    Boston Business Journal reports that Sam Adams founder Jim Koch and other business executives dined with the president last Wednesday. During dinner, Koch reportedly thanked the president for a tax cut that would greatly help his business compete against foreign brewers. According to the report, Koch told Trump, "The tax reform was a very big deal for all of us, because 85 percent of the beer made in the United States is owned by foreign companies." He added that American beer companies paid 38 percent in taxes while foreign competitors paid 20 percent.

    I will diligently try to offset any politically-motivated decline in Sam Adams consumption.

    But more seriously: Sam Adams was an early Massachusetts anti-tax activist; it's disappointing, but not surprising, that today's Mass-Tories want to trash any reminder of that proud history.


  • And an inspiring story from the Babylon Bee: Modern-Day Job Refuses To Curse God Even After Three Hours Of Spotty Internet.

    Much like Job from the Bible, Stephen Bowen found his faith tested by Satan when calamity struck, giving him extremely unreliable internet for three whole hours one evening.

     It started as he sat down to continue binge-watching Supernatural. The show buffered and buffered but would not load. Plugging and unplugging the modem brought no solace. He had to eat his Hot Pockets in silence, but his faith did not waiver.

    Next, Bowen was suddenly struck with extreme curiosity as to where the abbreviation for pounds comes from, but Google would not load the answer. So he stood there in ignorance, but still he worshiped: “The Lord gives bandwidth, and the Lord takes it away.
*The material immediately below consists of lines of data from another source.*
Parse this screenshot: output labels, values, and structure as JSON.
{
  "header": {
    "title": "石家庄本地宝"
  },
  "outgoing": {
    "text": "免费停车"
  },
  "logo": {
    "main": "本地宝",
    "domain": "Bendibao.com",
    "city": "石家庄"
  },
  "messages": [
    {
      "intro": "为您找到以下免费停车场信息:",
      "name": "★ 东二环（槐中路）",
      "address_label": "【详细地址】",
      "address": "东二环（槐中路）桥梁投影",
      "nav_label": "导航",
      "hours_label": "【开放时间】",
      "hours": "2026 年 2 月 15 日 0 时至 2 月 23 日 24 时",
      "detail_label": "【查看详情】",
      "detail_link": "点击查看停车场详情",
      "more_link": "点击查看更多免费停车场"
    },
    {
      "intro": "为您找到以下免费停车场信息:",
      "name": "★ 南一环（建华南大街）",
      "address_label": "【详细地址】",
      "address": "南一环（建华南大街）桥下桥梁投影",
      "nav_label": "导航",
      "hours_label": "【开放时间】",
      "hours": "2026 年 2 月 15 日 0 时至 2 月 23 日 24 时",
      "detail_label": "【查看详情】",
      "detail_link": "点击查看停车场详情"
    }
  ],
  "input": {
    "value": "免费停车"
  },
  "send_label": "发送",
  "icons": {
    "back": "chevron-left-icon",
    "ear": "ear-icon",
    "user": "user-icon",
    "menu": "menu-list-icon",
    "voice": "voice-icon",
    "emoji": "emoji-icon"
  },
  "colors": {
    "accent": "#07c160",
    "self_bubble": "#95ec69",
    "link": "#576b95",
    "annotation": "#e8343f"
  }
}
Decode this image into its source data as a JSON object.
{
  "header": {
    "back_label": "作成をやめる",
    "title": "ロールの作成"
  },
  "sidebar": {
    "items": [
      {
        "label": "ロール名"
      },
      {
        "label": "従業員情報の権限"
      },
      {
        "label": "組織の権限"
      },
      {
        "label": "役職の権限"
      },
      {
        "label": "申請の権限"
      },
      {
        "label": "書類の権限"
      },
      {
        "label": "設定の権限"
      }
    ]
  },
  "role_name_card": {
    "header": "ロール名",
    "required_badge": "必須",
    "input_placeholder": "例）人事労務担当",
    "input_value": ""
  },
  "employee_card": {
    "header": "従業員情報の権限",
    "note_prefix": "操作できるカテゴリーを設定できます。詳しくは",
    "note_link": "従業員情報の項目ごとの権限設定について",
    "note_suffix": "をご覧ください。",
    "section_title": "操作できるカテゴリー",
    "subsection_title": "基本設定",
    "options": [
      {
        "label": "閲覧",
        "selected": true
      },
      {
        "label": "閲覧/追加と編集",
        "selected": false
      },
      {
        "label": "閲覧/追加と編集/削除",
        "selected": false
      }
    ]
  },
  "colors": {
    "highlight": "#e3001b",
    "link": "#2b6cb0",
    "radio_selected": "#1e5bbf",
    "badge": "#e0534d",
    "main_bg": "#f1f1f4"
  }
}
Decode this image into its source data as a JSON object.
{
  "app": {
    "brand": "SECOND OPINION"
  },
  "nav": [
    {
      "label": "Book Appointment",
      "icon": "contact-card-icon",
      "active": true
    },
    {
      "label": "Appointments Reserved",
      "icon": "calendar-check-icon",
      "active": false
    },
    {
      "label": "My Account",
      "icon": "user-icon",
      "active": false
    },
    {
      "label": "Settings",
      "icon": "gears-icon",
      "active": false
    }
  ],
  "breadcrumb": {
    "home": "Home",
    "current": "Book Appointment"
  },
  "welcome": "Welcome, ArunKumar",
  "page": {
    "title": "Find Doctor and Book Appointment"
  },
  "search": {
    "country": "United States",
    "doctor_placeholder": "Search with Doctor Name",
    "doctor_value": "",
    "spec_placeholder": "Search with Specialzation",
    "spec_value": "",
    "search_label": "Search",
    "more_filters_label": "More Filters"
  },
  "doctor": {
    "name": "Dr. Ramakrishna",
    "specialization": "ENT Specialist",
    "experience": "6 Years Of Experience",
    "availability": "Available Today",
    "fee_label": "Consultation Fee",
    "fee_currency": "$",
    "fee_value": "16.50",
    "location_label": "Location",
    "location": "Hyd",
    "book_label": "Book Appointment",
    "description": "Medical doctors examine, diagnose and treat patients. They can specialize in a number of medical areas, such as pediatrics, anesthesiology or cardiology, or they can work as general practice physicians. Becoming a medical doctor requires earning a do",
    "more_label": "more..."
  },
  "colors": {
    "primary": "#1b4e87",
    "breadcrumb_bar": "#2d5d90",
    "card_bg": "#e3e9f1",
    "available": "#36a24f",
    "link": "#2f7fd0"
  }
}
Blessed be the name of the Lord!”

    I'm not sure I would be as strong as Stephen.